_Work item:_ Copy every line of the entries that has the string "JSON" in it.

_Entries supplied:_
-=-=-=-=-

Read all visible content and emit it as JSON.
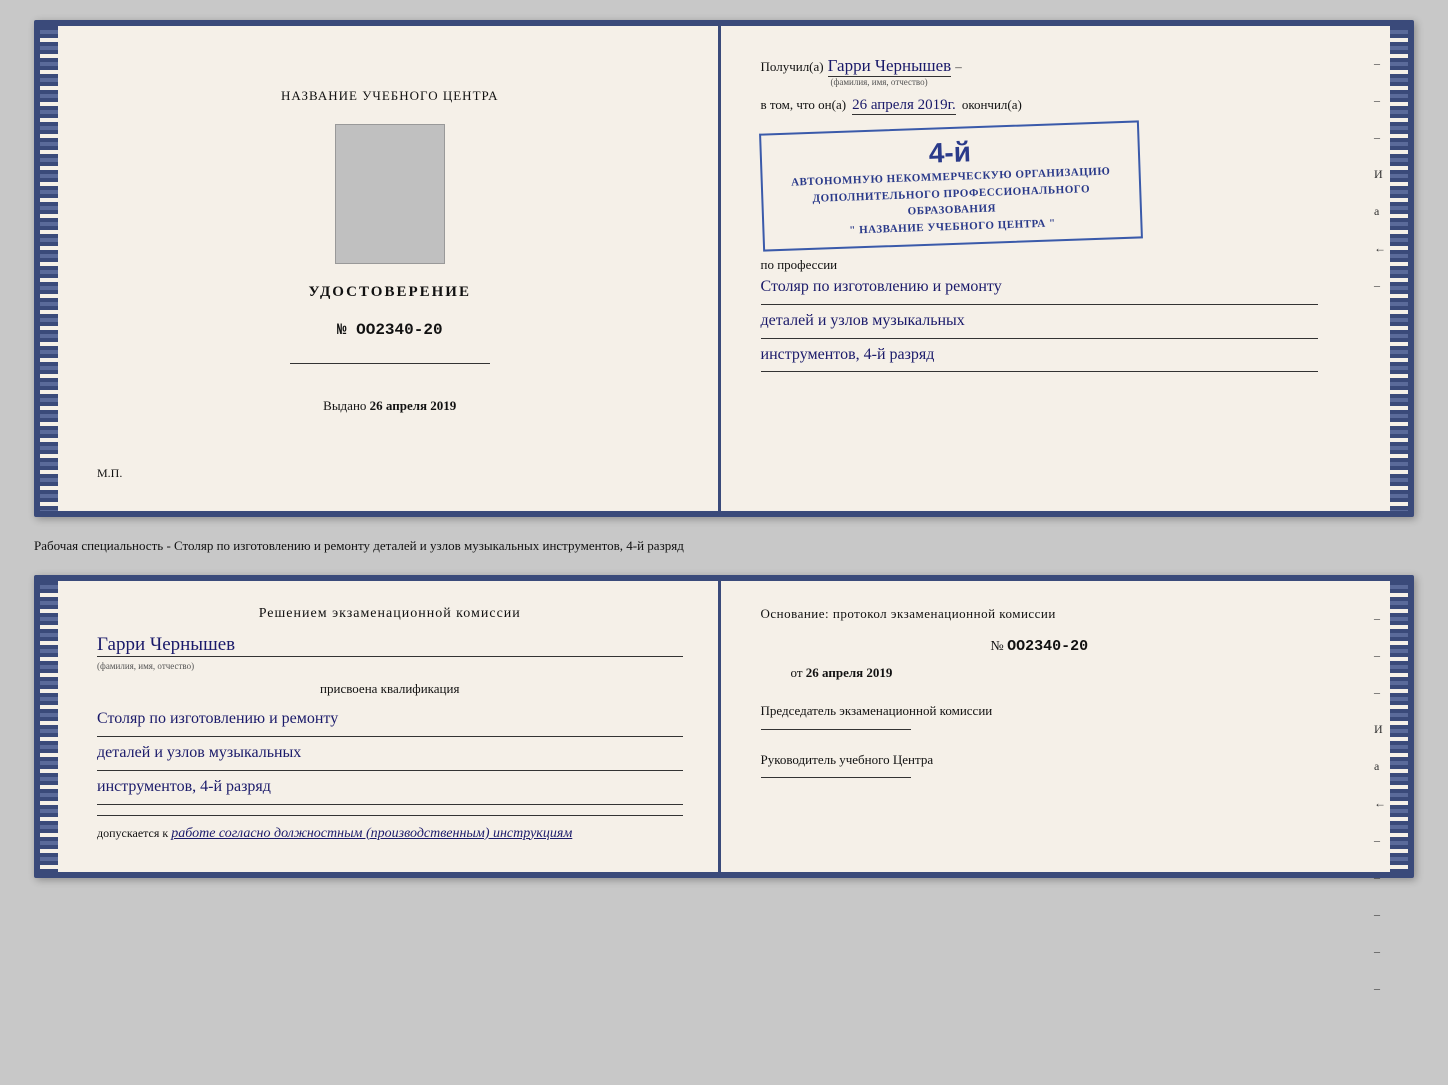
{
  "top": {
    "left": {
      "center_title": "НАЗВАНИЕ УЧЕБНОГО ЦЕНТРА",
      "certificate_label": "УДОСТОВЕРЕНИЕ",
      "certificate_number": "№ OO2340-20",
      "issued_label": "Выдано",
      "issued_date": "26 апреля 2019",
      "mp_label": "М.П."
    },
    "right": {
      "received_label": "Получил(а)",
      "recipient_name": "Гарри Чернышев",
      "fio_label": "(фамилия, имя, отчество)",
      "vtom_label": "в том, что он(а)",
      "date_value": "26 апреля 2019г.",
      "okончил_label": "окончил(а)",
      "stamp_number": "4-й",
      "stamp_line1": "АВТОНОМНУЮ НЕКОММЕРЧЕСКУЮ ОРГАНИЗАЦИЮ",
      "stamp_line2": "ДОПОЛНИТЕЛЬНОГО ПРОФЕССИОНАЛЬНОГО ОБРАЗОВАНИЯ",
      "stamp_line3": "\" НАЗВАНИЕ УЧЕБНОГО ЦЕНТРА \"",
      "profession_label": "по профессии",
      "profession_line1": "Столяр по изготовлению и ремонту",
      "profession_line2": "деталей и узлов музыкальных",
      "profession_line3": "инструментов, 4-й разряд"
    }
  },
  "separator": {
    "text": "Рабочая специальность - Столяр по изготовлению и ремонту деталей и узлов музыкальных инструментов, 4-й разряд"
  },
  "bottom": {
    "left": {
      "komissia_title": "Решением  экзаменационной  комиссии",
      "recipient_name": "Гарри Чернышев",
      "fio_label": "(фамилия, имя, отчество)",
      "assigned_text": "присвоена квалификация",
      "qualification_line1": "Столяр по изготовлению и ремонту",
      "qualification_line2": "деталей и узлов музыкальных",
      "qualification_line3": "инструментов, 4-й разряд",
      "allowed_prefix": "допускается к",
      "allowed_text": "работе согласно должностным (производственным) инструкциям"
    },
    "right": {
      "osnov_label": "Основание: протокол экзаменационной  комиссии",
      "number_label": "№",
      "number_value": "OO2340-20",
      "date_prefix": "от",
      "date_value": "26 апреля 2019",
      "chairman_title": "Председатель экзаменационной комиссии",
      "director_title": "Руководитель учебного Центра"
    },
    "side_chars": [
      "–",
      "–",
      "–",
      "И",
      "а",
      "←",
      "–",
      "–",
      "–",
      "–",
      "–"
    ]
  }
}
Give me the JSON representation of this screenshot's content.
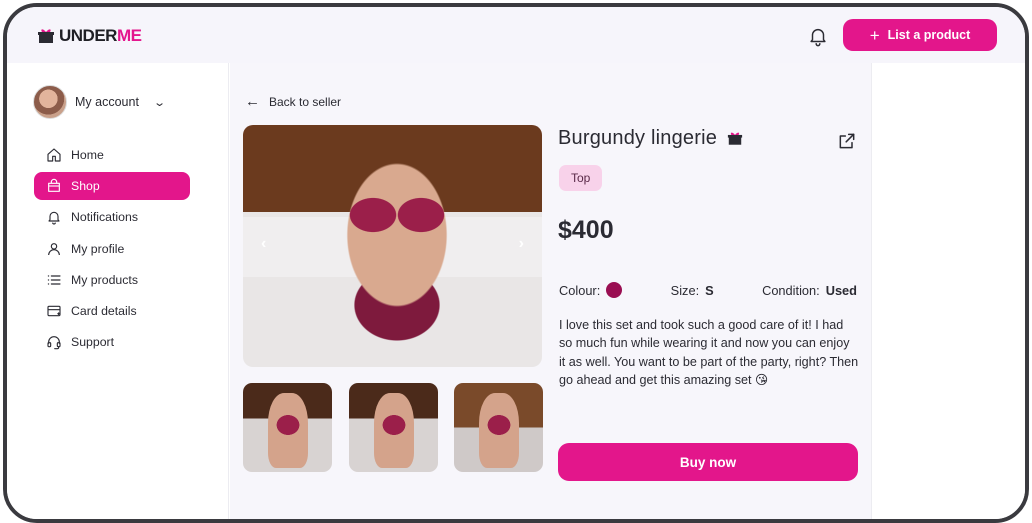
{
  "brand": {
    "name_part1": "UNDER",
    "name_part2": "ME",
    "accent_color": "#e3168b"
  },
  "header": {
    "list_button_label": "List a product",
    "bell_icon": "bell-icon"
  },
  "sidebar": {
    "account_label": "My account",
    "items": [
      {
        "label": "Home",
        "icon": "home-icon",
        "active": false
      },
      {
        "label": "Shop",
        "icon": "shopping-bag-icon",
        "active": true
      },
      {
        "label": "Notifications",
        "icon": "bell-icon",
        "active": false
      },
      {
        "label": "My profile",
        "icon": "user-icon",
        "active": false
      },
      {
        "label": "My products",
        "icon": "list-icon",
        "active": false
      },
      {
        "label": "Card details",
        "icon": "card-icon",
        "active": false
      },
      {
        "label": "Support",
        "icon": "headset-icon",
        "active": false
      }
    ]
  },
  "product": {
    "back_label": "Back to seller",
    "title": "Burgundy lingerie",
    "category": "Top",
    "price": "$400",
    "colour_label": "Colour:",
    "colour_value": "#9a0e52",
    "size_label": "Size:",
    "size_value": "S",
    "condition_label": "Condition:",
    "condition_value": "Used",
    "description": "I love this set and took such a good care of it! I had so much fun while wearing it and now you can enjoy it as well. You want to be part of the party, right? Then go ahead and get this amazing set 😘",
    "buy_label": "Buy now"
  }
}
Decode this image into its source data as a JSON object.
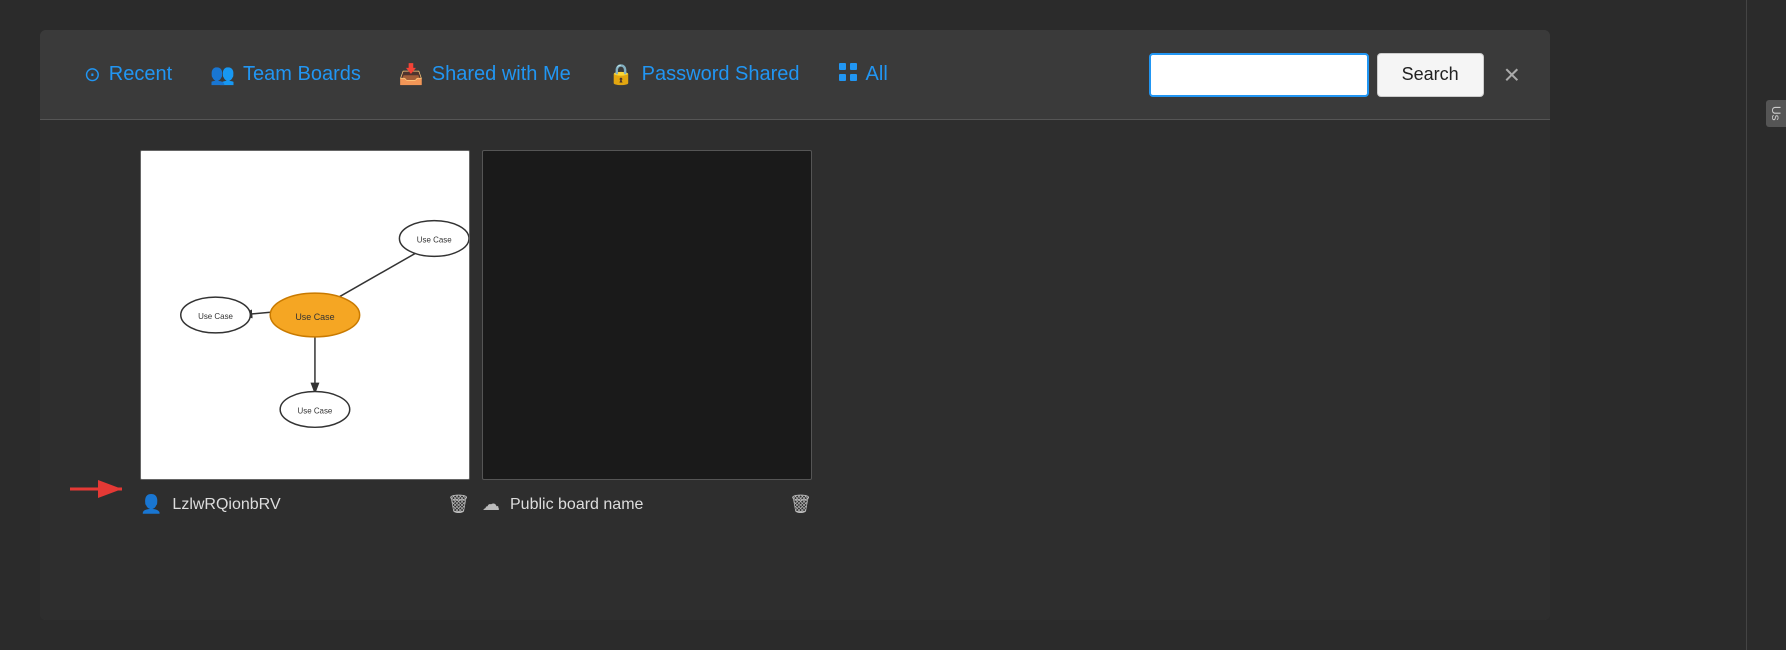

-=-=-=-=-

_Result:_
Read all visible content and emit it as JSON.
Give me the JSON representation of this screenshot's content.
Decode this image into its source data as a JSON object.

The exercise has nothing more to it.